=== Data provided ===
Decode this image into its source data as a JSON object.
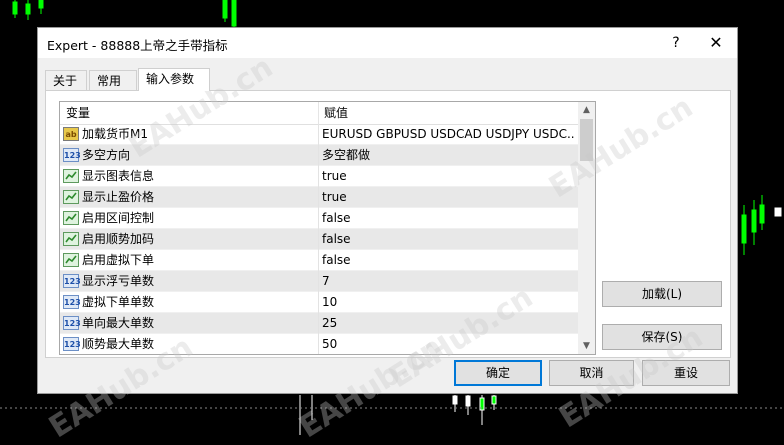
{
  "window": {
    "title": "Expert - 88888上帝之手带指标",
    "help_glyph": "?",
    "close_glyph": "✕"
  },
  "tabs": [
    {
      "label": "关于",
      "active": false
    },
    {
      "label": "常用",
      "active": false
    },
    {
      "label": "输入参数",
      "active": true
    }
  ],
  "grid": {
    "columns": [
      "变量",
      "赋值"
    ],
    "rows": [
      {
        "icon": "string-icon",
        "icon_text": "ab",
        "name": "加载货币M1",
        "value": "EURUSD GBPUSD USDCAD USDJPY USDC..."
      },
      {
        "icon": "number-icon",
        "icon_text": "123",
        "name": "多空方向",
        "value": "多空都做"
      },
      {
        "icon": "bool-icon",
        "name": "显示图表信息",
        "value": "true"
      },
      {
        "icon": "bool-icon",
        "name": "显示止盈价格",
        "value": "true"
      },
      {
        "icon": "bool-icon",
        "name": "启用区间控制",
        "value": "false"
      },
      {
        "icon": "bool-icon",
        "name": "启用顺势加码",
        "value": "false"
      },
      {
        "icon": "bool-icon",
        "name": "启用虚拟下单",
        "value": "false"
      },
      {
        "icon": "number-icon",
        "icon_text": "123",
        "name": "显示浮亏单数",
        "value": "7"
      },
      {
        "icon": "number-icon",
        "icon_text": "123",
        "name": "虚拟下单单数",
        "value": "10"
      },
      {
        "icon": "number-icon",
        "icon_text": "123",
        "name": "单向最大单数",
        "value": "25"
      },
      {
        "icon": "number-icon",
        "icon_text": "123",
        "name": "顺势最大单数",
        "value": "50"
      }
    ]
  },
  "buttons": {
    "load": "加载(L)",
    "save": "保存(S)",
    "ok": "确定",
    "cancel": "取消",
    "reset": "重设"
  },
  "watermark": "EAHub.cn",
  "colors": {
    "background": "#000000",
    "candle_up": "#00ff00",
    "candle_wick": "#ffffff",
    "primary_border": "#0078d7",
    "icon_string": "#e8c84a",
    "icon_number": "#1d4fa8",
    "icon_bool": "#2e8b2e"
  }
}
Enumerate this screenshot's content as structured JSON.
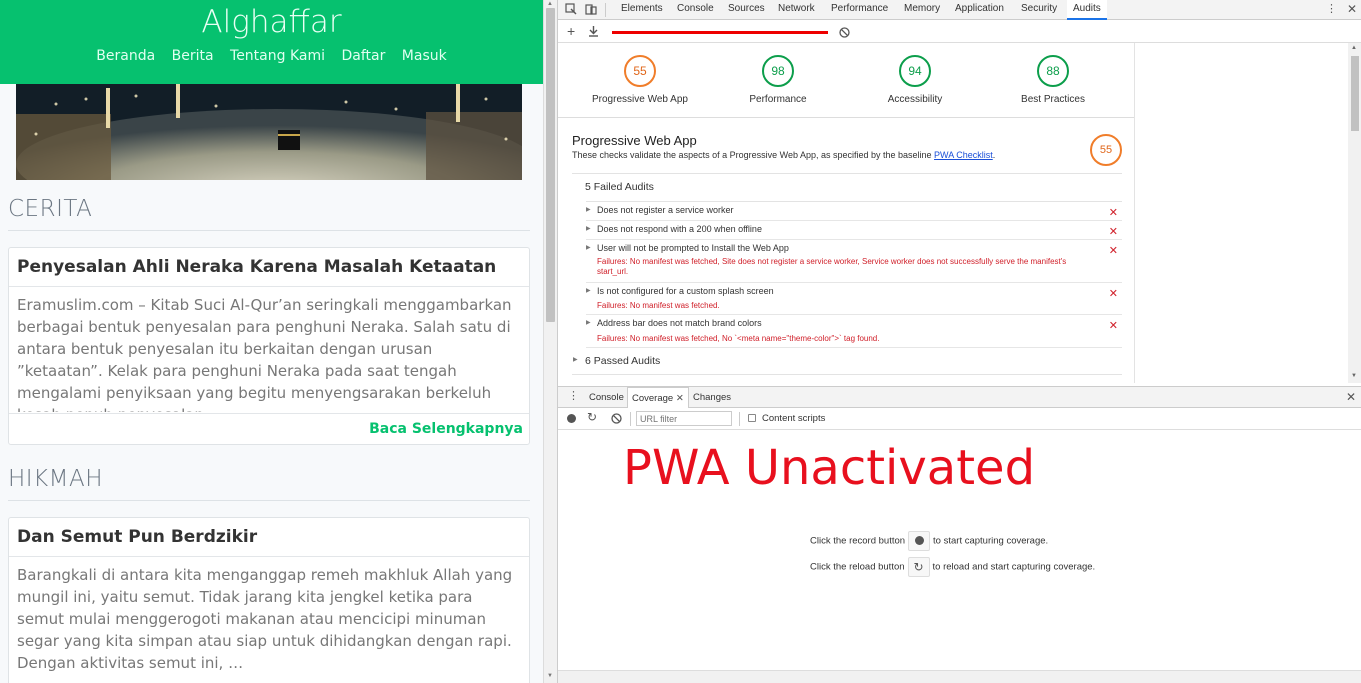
{
  "site": {
    "brand": "Alghaffar",
    "nav": [
      "Beranda",
      "Berita",
      "Tentang Kami",
      "Daftar",
      "Masuk"
    ],
    "sections": [
      {
        "title": "CERITA",
        "card": {
          "title": "Penyesalan Ahli Neraka Karena Masalah Ketaatan",
          "body": "Eramuslim.com – Kitab Suci Al-Qur’an seringkali menggambarkan berbagai bentuk penyesalan para penghuni Neraka. Salah satu di antara bentuk penyesalan itu berkaitan dengan urusan ”ketaatan”. Kelak para penghuni Neraka pada saat tengah mengalami penyiksaan yang begitu menyengsarakan berkeluh kesah penuh penyesalan …",
          "more": "Baca Selengkapnya"
        }
      },
      {
        "title": "HIKMAH",
        "card": {
          "title": "Dan Semut Pun Berdzikir",
          "body": "Barangkali di antara kita menganggap remeh makhluk Allah yang mungil ini, yaitu semut. Tidak jarang kita jengkel ketika para semut mulai menggerogoti makanan atau mencicipi minuman segar yang kita simpan atau siap untuk dihidangkan dengan rapi. Dengan aktivitas semut ini, …"
        }
      }
    ]
  },
  "devtools": {
    "tabs": [
      "Elements",
      "Console",
      "Sources",
      "Network",
      "Performance",
      "Memory",
      "Application",
      "Security",
      "Audits"
    ],
    "active_tab": "Audits",
    "gauges": [
      {
        "label": "Progressive Web App",
        "score": "55"
      },
      {
        "label": "Performance",
        "score": "98"
      },
      {
        "label": "Accessibility",
        "score": "94"
      },
      {
        "label": "Best Practices",
        "score": "88"
      }
    ],
    "pwa": {
      "title": "Progressive Web App",
      "desc_prefix": "These checks validate the aspects of a Progressive Web App, as specified by the baseline ",
      "desc_link": "PWA Checklist",
      "desc_suffix": ".",
      "score": "55",
      "failed_header": "5 Failed Audits",
      "passed_header": "6 Passed Audits",
      "audits": [
        {
          "text": "Does not register a service worker",
          "fail": ""
        },
        {
          "text": "Does not respond with a 200 when offline",
          "fail": ""
        },
        {
          "text": "User will not be prompted to Install the Web App",
          "fail": "Failures: No manifest was fetched, Site does not register a service worker, Service worker does not successfully serve the manifest's start_url."
        },
        {
          "text": "Is not configured for a custom splash screen",
          "fail": "Failures: No manifest was fetched."
        },
        {
          "text": "Address bar does not match brand colors",
          "fail": "Failures: No manifest was fetched, No `<meta name=\"theme-color\">` tag found."
        }
      ]
    },
    "drawer": {
      "tabs": [
        "Console",
        "Coverage",
        "Changes"
      ],
      "active": "Coverage",
      "filter_placeholder": "URL filter",
      "content_scripts": "Content scripts",
      "hint1_pre": "Click the record button",
      "hint1_post": "to start capturing coverage.",
      "hint2_pre": "Click the reload button",
      "hint2_post": "to reload and start capturing coverage."
    },
    "annotation": "PWA Unactivated"
  }
}
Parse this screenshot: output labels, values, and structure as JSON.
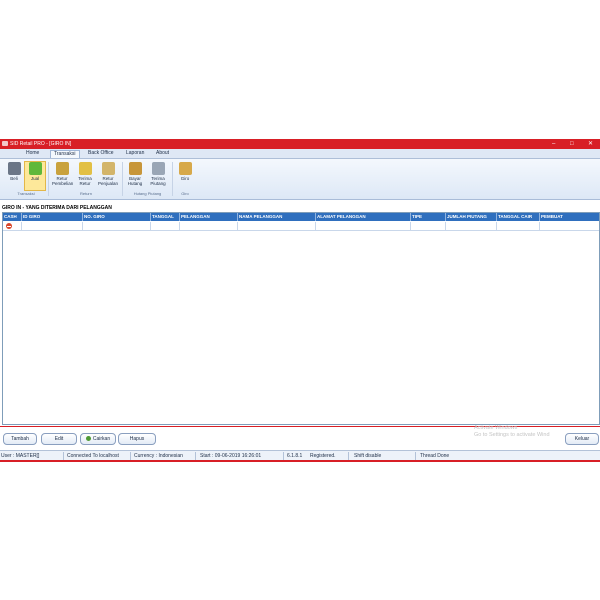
{
  "window": {
    "title": "SID Retail PRO - [GIRO IN]",
    "minimize": "–",
    "maximize": "□",
    "close": "✕"
  },
  "menu_tabs": [
    "Home",
    "Transaksi",
    "Back Office",
    "Laporan",
    "About"
  ],
  "active_tab": "Transaksi",
  "ribbon": {
    "buttons": [
      {
        "label": "Beli",
        "icon": "buy-icon"
      },
      {
        "label": "Jual",
        "icon": "sell-icon"
      },
      {
        "label": "Retur Pembelian",
        "icon": "purchase-return-icon"
      },
      {
        "label": "Terima Retur",
        "icon": "receive-return-icon"
      },
      {
        "label": "Retur Penjualan",
        "icon": "sales-return-icon"
      },
      {
        "label": "Bayar Hutang",
        "icon": "pay-debt-icon"
      },
      {
        "label": "Terima Piutang",
        "icon": "receive-receivable-icon"
      },
      {
        "label": "Giro",
        "icon": "giro-icon"
      }
    ],
    "groups": [
      "Transaksi",
      "Return",
      "Hutang Piutang",
      "Giro"
    ]
  },
  "section_title": "GIRO IN - YANG DITERIMA DARI PELANGGAN",
  "table": {
    "columns": [
      "CASH",
      "ID GIRO",
      "NO. GIRO",
      "TANGGAL",
      "PELANGGAN",
      "NAMA PELANGGAN",
      "ALAMAT PELANGGAN",
      "TIPE",
      "JUMLAH PIUTANG",
      "TANGGAL CAIR",
      "PEMBUAT"
    ]
  },
  "buttons": {
    "add": "Tambah",
    "edit": "Edit",
    "cash_out": "Cairkan",
    "delete": "Hapus",
    "exit": "Keluar"
  },
  "watermark": {
    "line1": "Activate Windows",
    "line2": "Go to Settings to activate Wind"
  },
  "status": {
    "user": "User : MASTER[]",
    "connection": "Connected To localhost",
    "currency": "Currency : Indonesian",
    "start": "Start : 09-06-2019 16:26:01",
    "version": "6.1.8.1",
    "registration": "Registered.",
    "shift": "Shift disable",
    "thread": "Thread Done"
  }
}
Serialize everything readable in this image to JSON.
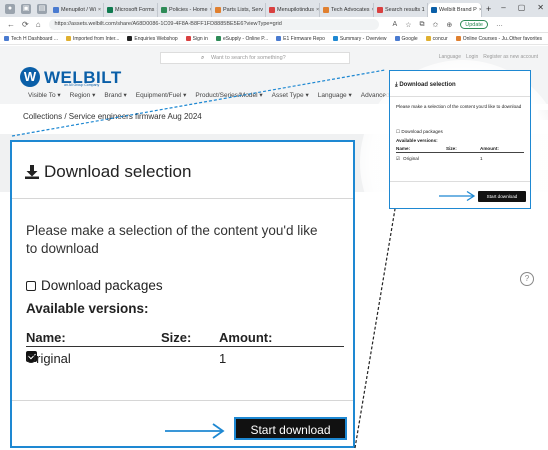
{
  "browser": {
    "tabs": [
      {
        "label": "Menupilot / Wi",
        "color": "#4a7bd0"
      },
      {
        "label": "Microsoft Forms",
        "color": "#0f7a4f"
      },
      {
        "label": "Policies - Home",
        "color": "#2e8b57"
      },
      {
        "label": "Parts Lists, Serv",
        "color": "#e08030"
      },
      {
        "label": "Menupilotindus",
        "color": "#d94040"
      },
      {
        "label": "Tech Advocates",
        "color": "#e08030"
      },
      {
        "label": "Search results 1",
        "color": "#d94040"
      },
      {
        "label": "Welbilt Brand P",
        "color": "#0a5fa8"
      }
    ],
    "url": "https://assets.welbilt.com/share/A68D0086-1C09-4F8A-B8FF1FD8885BE5E6?viewType=grid",
    "update_label": "Update",
    "favorites": [
      {
        "label": "Tech H Dashboard ...",
        "color": "#4a7bd0"
      },
      {
        "label": "Imported from Inter...",
        "color": "#e0b030"
      },
      {
        "label": "Enquiries Webshop",
        "color": "#222222"
      },
      {
        "label": "Sign in",
        "color": "#d94040"
      },
      {
        "label": "eSupply - Online P...",
        "color": "#2e8b57"
      },
      {
        "label": "E1 Firmware Repo",
        "color": "#4a7bd0"
      },
      {
        "label": "Summary - Overview",
        "color": "#1e88d2"
      },
      {
        "label": "Google",
        "color": "#4a7bd0"
      },
      {
        "label": "concur",
        "color": "#e0b030"
      },
      {
        "label": "Online Courses - Ju...",
        "color": "#e08030"
      }
    ],
    "other_favorites": "Other favorites"
  },
  "site": {
    "search_placeholder": "Want to search for something?",
    "top_links": [
      "Language",
      "Login",
      "Register as new account"
    ],
    "logo_text": "WELBILT",
    "logo_sub": "an Ali Group Company",
    "nav": [
      "Visible To",
      "Region",
      "Brand",
      "Equipment/Fuel",
      "Product/Series/Model",
      "Asset Type",
      "Language",
      "Advanced"
    ],
    "breadcrumb": "Collections / Service engineers firmware Aug 2024"
  },
  "dialog": {
    "title": "Download selection",
    "message": "Please make a selection of the content you'd like to download",
    "download_packages": "Download packages",
    "available_versions": "Available versions:",
    "columns": {
      "name": "Name:",
      "size": "Size:",
      "amount": "Amount:"
    },
    "rows": [
      {
        "name": "Original",
        "size": "",
        "amount": "1",
        "checked": true
      }
    ],
    "start_button": "Start download"
  },
  "colors": {
    "accent": "#1e88d2",
    "brand": "#0a5fa8",
    "button": "#111111"
  }
}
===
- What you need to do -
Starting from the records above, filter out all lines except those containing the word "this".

- Response -
Decode this image into its source data as a JSON object.
Enumerate this screenshot's content as structured JSON.
Parse this screenshot: output labels, values, and structure as JSON.
Serialize everything readable in this image to JSON.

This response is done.